In Connecticut, Petit trial links to election
By Greg Berger, The Dartmouth Staff
Published on Tuesday, April 27, 2010
The death penalty debate currently stemming from Steven Hayes’ trial over the murder of Hayley Petit and her mother and sister may become a significant factor in the upcoming Connecticut gubernatorial race. Hayes and the second suspect, Joshua Komisarjevsky, whose trial has not yet begun, are expected to face capital punishment if convicted.
Hayley Petit, who was killed in 2007, was to matriculate with the Class of 2011.
Although the case — which is currently in the jury selection process — is fundamentally a murder trial, its implications will also be a “very intense political moment” in Connecticut, according to Brian McDonald, author of “In the Middle of the Night,” a nonfiction book about the Petit murders.
The Petit case has the potential to “tip the balance on behalf of the Republican party,” Gary Rose, chair of the government and politics department at Sacred Heart University in Fairfield, Conn., said, explaining that the Republican gubernatorial candidate will likely be in favor of maintaining a policy of capital punishment, while state Democrats typically are opposed to the death penalty.
“It’s going to be a very close election,” Rose said. “A small percentage of swing votes on the issue of the death penalty could be decisive.”
Although the death penalty is not currently a central issue in the gubernatorial race, Rose said, it might develop into a major campaign platform as the Hayes trial coincides with the campaign and election.
William Petit ’78, the father and husband of the victims, wants to testify at the Hayes trial, according to McDonald. If he does, his testimony will likely come about a month before the election.
“Should [Petit] testify at the trial, it’s going to be a very emotional and intensely covered event in Connecticut,” McDonald said.
The trial’s connection with the capital punishment debate may “change things in the criminal justice system in Connecticut,” McDonald said.
Although issues related to the economy, jobs and taxes will be deciding factors for a majority of voters, a “small percentage” — which Rose said he believes could determine the election — will choose their candidate based on the death penalty debate, he said.

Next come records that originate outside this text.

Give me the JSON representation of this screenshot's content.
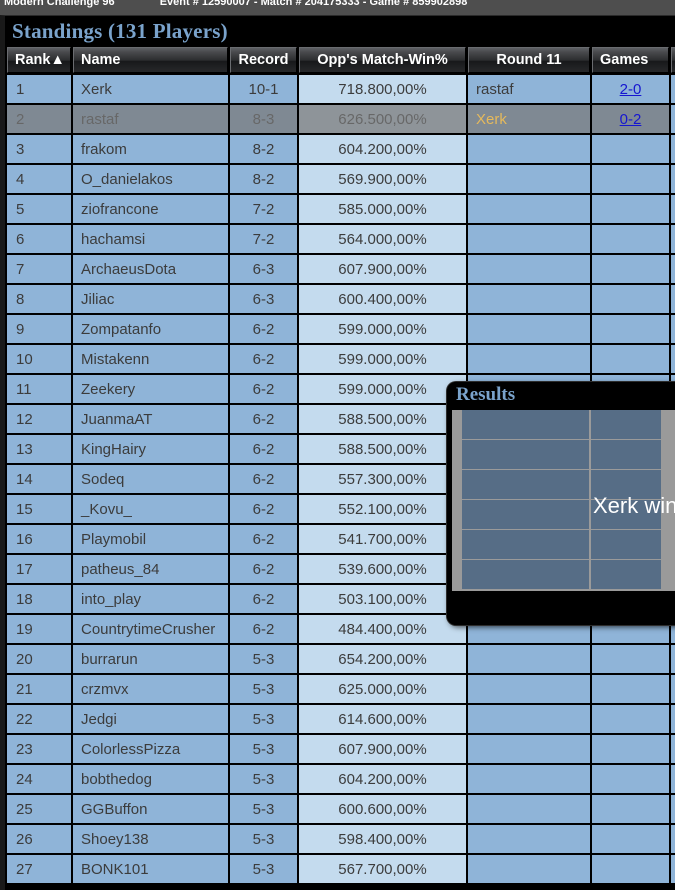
{
  "titlebar": {
    "app_title": "Modern Challenge 96",
    "event_info": "Event # 12590007 - Match # 204175333 - Game # 859902898"
  },
  "standings": {
    "heading": "Standings (131 Players)",
    "columns": [
      {
        "key": "rank",
        "label": "Rank▲"
      },
      {
        "key": "name",
        "label": "Name"
      },
      {
        "key": "record",
        "label": "Record"
      },
      {
        "key": "oppwin",
        "label": "Opp's Match-Win%"
      },
      {
        "key": "round11",
        "label": "Round 11"
      },
      {
        "key": "games",
        "label": "Games"
      }
    ],
    "sort_column": "Rank",
    "sort_direction": "ascending",
    "rows": [
      {
        "rank": "1",
        "name": "Xerk",
        "record": "10-1",
        "oppwin": "718.800,00%",
        "round11": "rastaf",
        "round11_highlight": false,
        "games": "2-0",
        "selected": false
      },
      {
        "rank": "2",
        "name": "rastaf",
        "record": "8-3",
        "oppwin": "626.500,00%",
        "round11": "Xerk",
        "round11_highlight": true,
        "games": "0-2",
        "selected": true
      },
      {
        "rank": "3",
        "name": "frakom",
        "record": "8-2",
        "oppwin": "604.200,00%",
        "round11": "",
        "round11_highlight": false,
        "games": "",
        "selected": false
      },
      {
        "rank": "4",
        "name": "O_danielakos",
        "record": "8-2",
        "oppwin": "569.900,00%",
        "round11": "",
        "round11_highlight": false,
        "games": "",
        "selected": false
      },
      {
        "rank": "5",
        "name": "ziofrancone",
        "record": "7-2",
        "oppwin": "585.000,00%",
        "round11": "",
        "round11_highlight": false,
        "games": "",
        "selected": false
      },
      {
        "rank": "6",
        "name": "hachamsi",
        "record": "7-2",
        "oppwin": "564.000,00%",
        "round11": "",
        "round11_highlight": false,
        "games": "",
        "selected": false
      },
      {
        "rank": "7",
        "name": "ArchaeusDota",
        "record": "6-3",
        "oppwin": "607.900,00%",
        "round11": "",
        "round11_highlight": false,
        "games": "",
        "selected": false
      },
      {
        "rank": "8",
        "name": "Jiliac",
        "record": "6-3",
        "oppwin": "600.400,00%",
        "round11": "",
        "round11_highlight": false,
        "games": "",
        "selected": false
      },
      {
        "rank": "9",
        "name": "Zompatanfo",
        "record": "6-2",
        "oppwin": "599.000,00%",
        "round11": "",
        "round11_highlight": false,
        "games": "",
        "selected": false
      },
      {
        "rank": "10",
        "name": "Mistakenn",
        "record": "6-2",
        "oppwin": "599.000,00%",
        "round11": "",
        "round11_highlight": false,
        "games": "",
        "selected": false
      },
      {
        "rank": "11",
        "name": "Zeekery",
        "record": "6-2",
        "oppwin": "599.000,00%",
        "round11": "",
        "round11_highlight": false,
        "games": "",
        "selected": false
      },
      {
        "rank": "12",
        "name": "JuanmaAT",
        "record": "6-2",
        "oppwin": "588.500,00%",
        "round11": "",
        "round11_highlight": false,
        "games": "",
        "selected": false
      },
      {
        "rank": "13",
        "name": "KingHairy",
        "record": "6-2",
        "oppwin": "588.500,00%",
        "round11": "",
        "round11_highlight": false,
        "games": "",
        "selected": false
      },
      {
        "rank": "14",
        "name": "Sodeq",
        "record": "6-2",
        "oppwin": "557.300,00%",
        "round11": "",
        "round11_highlight": false,
        "games": "",
        "selected": false
      },
      {
        "rank": "15",
        "name": "_Kovu_",
        "record": "6-2",
        "oppwin": "552.100,00%",
        "round11": "",
        "round11_highlight": false,
        "games": "",
        "selected": false
      },
      {
        "rank": "16",
        "name": "Playmobil",
        "record": "6-2",
        "oppwin": "541.700,00%",
        "round11": "",
        "round11_highlight": false,
        "games": "",
        "selected": false
      },
      {
        "rank": "17",
        "name": "patheus_84",
        "record": "6-2",
        "oppwin": "539.600,00%",
        "round11": "",
        "round11_highlight": false,
        "games": "",
        "selected": false
      },
      {
        "rank": "18",
        "name": "into_play",
        "record": "6-2",
        "oppwin": "503.100,00%",
        "round11": "",
        "round11_highlight": false,
        "games": "",
        "selected": false
      },
      {
        "rank": "19",
        "name": "CountrytimeCrusher",
        "record": "6-2",
        "oppwin": "484.400,00%",
        "round11": "",
        "round11_highlight": false,
        "games": "",
        "selected": false
      },
      {
        "rank": "20",
        "name": "burrarun",
        "record": "5-3",
        "oppwin": "654.200,00%",
        "round11": "",
        "round11_highlight": false,
        "games": "",
        "selected": false
      },
      {
        "rank": "21",
        "name": "crzmvx",
        "record": "5-3",
        "oppwin": "625.000,00%",
        "round11": "",
        "round11_highlight": false,
        "games": "",
        "selected": false
      },
      {
        "rank": "22",
        "name": "Jedgi",
        "record": "5-3",
        "oppwin": "614.600,00%",
        "round11": "",
        "round11_highlight": false,
        "games": "",
        "selected": false
      },
      {
        "rank": "23",
        "name": "ColorlessPizza",
        "record": "5-3",
        "oppwin": "607.900,00%",
        "round11": "",
        "round11_highlight": false,
        "games": "",
        "selected": false
      },
      {
        "rank": "24",
        "name": "bobthedog",
        "record": "5-3",
        "oppwin": "604.200,00%",
        "round11": "",
        "round11_highlight": false,
        "games": "",
        "selected": false
      },
      {
        "rank": "25",
        "name": "GGBuffon",
        "record": "5-3",
        "oppwin": "600.600,00%",
        "round11": "",
        "round11_highlight": false,
        "games": "",
        "selected": false
      },
      {
        "rank": "26",
        "name": "Shoey138",
        "record": "5-3",
        "oppwin": "598.400,00%",
        "round11": "",
        "round11_highlight": false,
        "games": "",
        "selected": false
      },
      {
        "rank": "27",
        "name": "BONK101",
        "record": "5-3",
        "oppwin": "567.700,00%",
        "round11": "",
        "round11_highlight": false,
        "games": "",
        "selected": false
      }
    ]
  },
  "results_popup": {
    "title": "Results",
    "overlay_text": "Xerk win",
    "row_count": 6
  },
  "colors": {
    "row_bg": "#8fb4d8",
    "oppwin_bg": "#c4dbee",
    "heading_blue": "#7aa3cc",
    "link_blue": "#1616d0",
    "highlight_gold": "#e5b95c",
    "popup_cell": "#566d86",
    "titlebar_bg": "#4e4e4e"
  }
}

This year’s election will also be decided by a “whiter, smaller electorate” than in the 2008 congressional election, Rose said, which will have important implications for the death penalty debate in relation to the Petit murders.
“[There will be] more people voting who have more empathy and can identify with a white, upper-class family that was murdered,” Rose said.

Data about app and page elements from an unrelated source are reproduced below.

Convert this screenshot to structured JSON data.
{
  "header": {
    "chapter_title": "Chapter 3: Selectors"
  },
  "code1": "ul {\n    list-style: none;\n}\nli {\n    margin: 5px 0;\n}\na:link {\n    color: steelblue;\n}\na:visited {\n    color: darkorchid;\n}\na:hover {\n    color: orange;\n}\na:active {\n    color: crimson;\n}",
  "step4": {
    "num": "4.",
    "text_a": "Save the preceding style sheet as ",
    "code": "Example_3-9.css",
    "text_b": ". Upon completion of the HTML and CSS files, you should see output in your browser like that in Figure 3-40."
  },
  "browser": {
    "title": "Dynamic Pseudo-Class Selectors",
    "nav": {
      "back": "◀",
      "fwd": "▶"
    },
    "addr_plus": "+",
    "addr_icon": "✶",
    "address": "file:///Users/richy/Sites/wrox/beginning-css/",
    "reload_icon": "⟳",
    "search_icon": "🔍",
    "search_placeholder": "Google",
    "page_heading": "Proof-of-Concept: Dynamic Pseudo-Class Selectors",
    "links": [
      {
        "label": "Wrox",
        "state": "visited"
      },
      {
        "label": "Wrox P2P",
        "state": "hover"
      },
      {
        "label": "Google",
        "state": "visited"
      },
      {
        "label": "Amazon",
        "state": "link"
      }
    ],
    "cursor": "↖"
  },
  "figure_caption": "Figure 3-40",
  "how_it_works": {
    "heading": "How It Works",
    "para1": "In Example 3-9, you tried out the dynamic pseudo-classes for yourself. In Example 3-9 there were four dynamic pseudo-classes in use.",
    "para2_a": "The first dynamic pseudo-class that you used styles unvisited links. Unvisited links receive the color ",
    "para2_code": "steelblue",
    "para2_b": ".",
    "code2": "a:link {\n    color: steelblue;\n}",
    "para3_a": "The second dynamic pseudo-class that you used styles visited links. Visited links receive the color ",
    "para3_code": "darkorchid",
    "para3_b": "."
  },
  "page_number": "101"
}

Since his family’s murder, William Petit has actively lobbied to maintain the death penalty in Connecticut, in addition to working to implement tougher parole standards and a faster judicial system, Rose said.
“Some people will feel they owe Petit a vote,” Rose said.
Citing William Petit in the press release on her decision, Gov. Jodi Rell, R-Conn., vetoed a bill in June passed by the state Legislature that would have banned the death penalty. The death penalty will be an important issue in this year’s election, McDonald said, because Rell is not running for re-election, leaving the field open.
Hayes attempted suicide in prison on Jan. 30, The Dartmouth previously reported.
Earlier this month, Superior Court Judge Jon Blue denied a motion submitted by Hayes that would have allowed him to not attend jury selection hearings, according to the Hartford Courant. In the motion, Hayes’ attorneys cited his psychological detachment during the jury selection, but the judge denied the request because Hayes was “alert” during the proceedings, the Courant reported.
Although both Hayes and Komisarjevsky said they would plead guilty to the murders if they were given life sentences without parole, the prosecution chose to deny the deal to pursue the death penalty for the suspects, McDonald said.
Hayes and Komisarjevsky allegedly invaded the Cheshire, Conn. home of the Petits around 3 a.m. on July 23, 2007, The Dartmouth previously reported.
At 9:00 a.m., the suspects allegedly forced Jennifer Hawke-Petit — Petit’s wife — to drive to her bank and withdraw a large sum of money. She then alerted a bank employee that her family was being held captive.
When police arrived at the house, they found the residence on fire. The suspects tried to flee the scene, but crashed their getaway vehicle into a roadblock.
William Petit had been badly beaten, but managed to escape his home with severe head wounds and walk to a neighbor’s house, where he sought help.
Autopsies of Hawke-Petit and her daughters showed that Hawke-Petit had been strangled and that Hayley Petit and her sister, Michaela Petit, died of smoke inhalation, according to the Associated Press.
Hayley Petit had been admitted to the College as an early decision applicant and a women’s crew recruit, The Dartmouth previously reported.
Thomas Ullman, one of Hayes’ attorneys, declined to comment, citing a gag order imposed by the court. Michael Dearington, state attorney for the prosecution, could not be reached for comment by press time.